Infrared study of lower sulfur oxides on Io's surface
Sulfur dioxide, SO2, and sulfur monoxide, SO, are the only sulfur oxides that have been firmly identified in Io's atmosphere. While SO2, according to infrared observations, is ubiquitous on Io's surface and seems to widely dominate it, SO has never been found on the surface. In fact, contrary to SO2, SO is extremely reactive and unstable. It decomposes by disproportionation forming SO2 and S2O. This latter molecule, disulfur monoxide, is much more stable than SO and, depending on temperature and pressure conditions, it can, either, directly condense on the "cold" surface, or polymerize forming polysulfuroxides, or even, thermally decompose to SO2 and sulfur.Hapke (1989, Icarus 79, 47-74) measured the spectral reflectance of S2O and its resulting polymer over the range 200-1700 nm. Using Voyager observations, he tried to show that the spectral properties of Io can be matched by combinations of SO2, S2O, polysulfuroxide and basalt, but his model was controversial and since then, no experimental data on S2O and its polymer were added to confirm or definitely reject the possibility of the presence of these molecules on Io's surface. Thus, we have undertaken series of laboratory experiments to synthesize and measure the infrared spectra of S2O and its resulting polymeric sulfuroxides, under different temperature conditions and very low pressures. The results of these experiments will be presented and compared to NIMS/Galileo data. Then, the way of formation and possible presence of these lower sulfur oxides on Io's surface will be discussed.

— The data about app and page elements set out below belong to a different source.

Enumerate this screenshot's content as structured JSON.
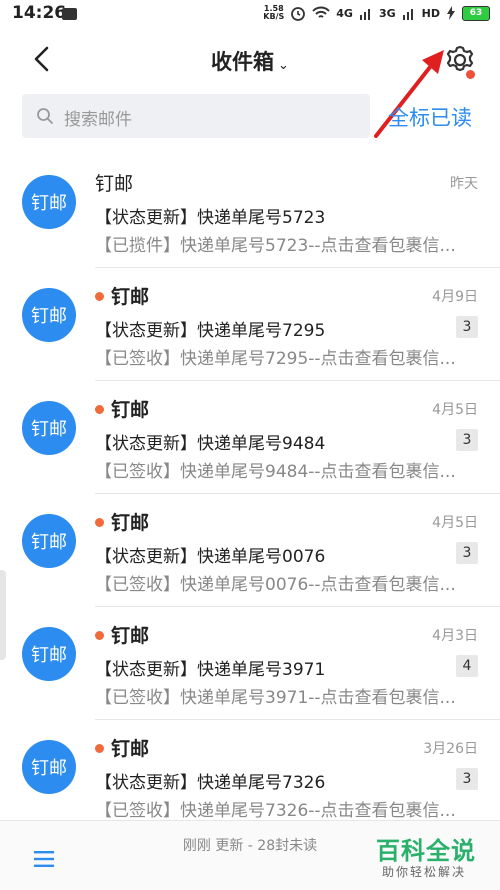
{
  "status_bar": {
    "time": "14:26",
    "speed_value": "1.58",
    "speed_unit": "KB/S",
    "net1": "4G",
    "net2": "3G",
    "hd": "HD",
    "battery": "63"
  },
  "header": {
    "title": "收件箱",
    "title_chevron": "⌄"
  },
  "search": {
    "placeholder": "搜索邮件",
    "mark_all_read": "全标已读"
  },
  "colors": {
    "accent": "#2d8cf0",
    "unread_dot": "#f06a3a",
    "annotation_arrow": "#e02020",
    "watermark": "#29b16b"
  },
  "messages": [
    {
      "sender": "钉邮",
      "avatar_text": "钉邮",
      "unread": false,
      "date": "昨天",
      "subject": "【状态更新】快递单尾号5723",
      "preview": "【已揽件】快递单尾号5723--点击查看包裹信...",
      "count": ""
    },
    {
      "sender": "钉邮",
      "avatar_text": "钉邮",
      "unread": true,
      "date": "4月9日",
      "subject": "【状态更新】快递单尾号7295",
      "preview": "【已签收】快递单尾号7295--点击查看包裹信...",
      "count": "3"
    },
    {
      "sender": "钉邮",
      "avatar_text": "钉邮",
      "unread": true,
      "date": "4月5日",
      "subject": "【状态更新】快递单尾号9484",
      "preview": "【已签收】快递单尾号9484--点击查看包裹信...",
      "count": "3"
    },
    {
      "sender": "钉邮",
      "avatar_text": "钉邮",
      "unread": true,
      "date": "4月5日",
      "subject": "【状态更新】快递单尾号0076",
      "preview": "【已签收】快递单尾号0076--点击查看包裹信...",
      "count": "3"
    },
    {
      "sender": "钉邮",
      "avatar_text": "钉邮",
      "unread": true,
      "date": "4月3日",
      "subject": "【状态更新】快递单尾号3971",
      "preview": "【已签收】快递单尾号3971--点击查看包裹信...",
      "count": "4"
    },
    {
      "sender": "钉邮",
      "avatar_text": "钉邮",
      "unread": true,
      "date": "3月26日",
      "subject": "【状态更新】快递单尾号7326",
      "preview": "【已签收】快递单尾号7326--点击查看包裹信...",
      "count": "3"
    }
  ],
  "bottom": {
    "status": "刚刚 更新 - 28封未读"
  },
  "watermark": {
    "title": "百科全说",
    "subtitle": "助你轻松解决"
  }
}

AAS/Division for Planetary Sciences Meeting Abstracts #36
- Pub Date:
- November 2004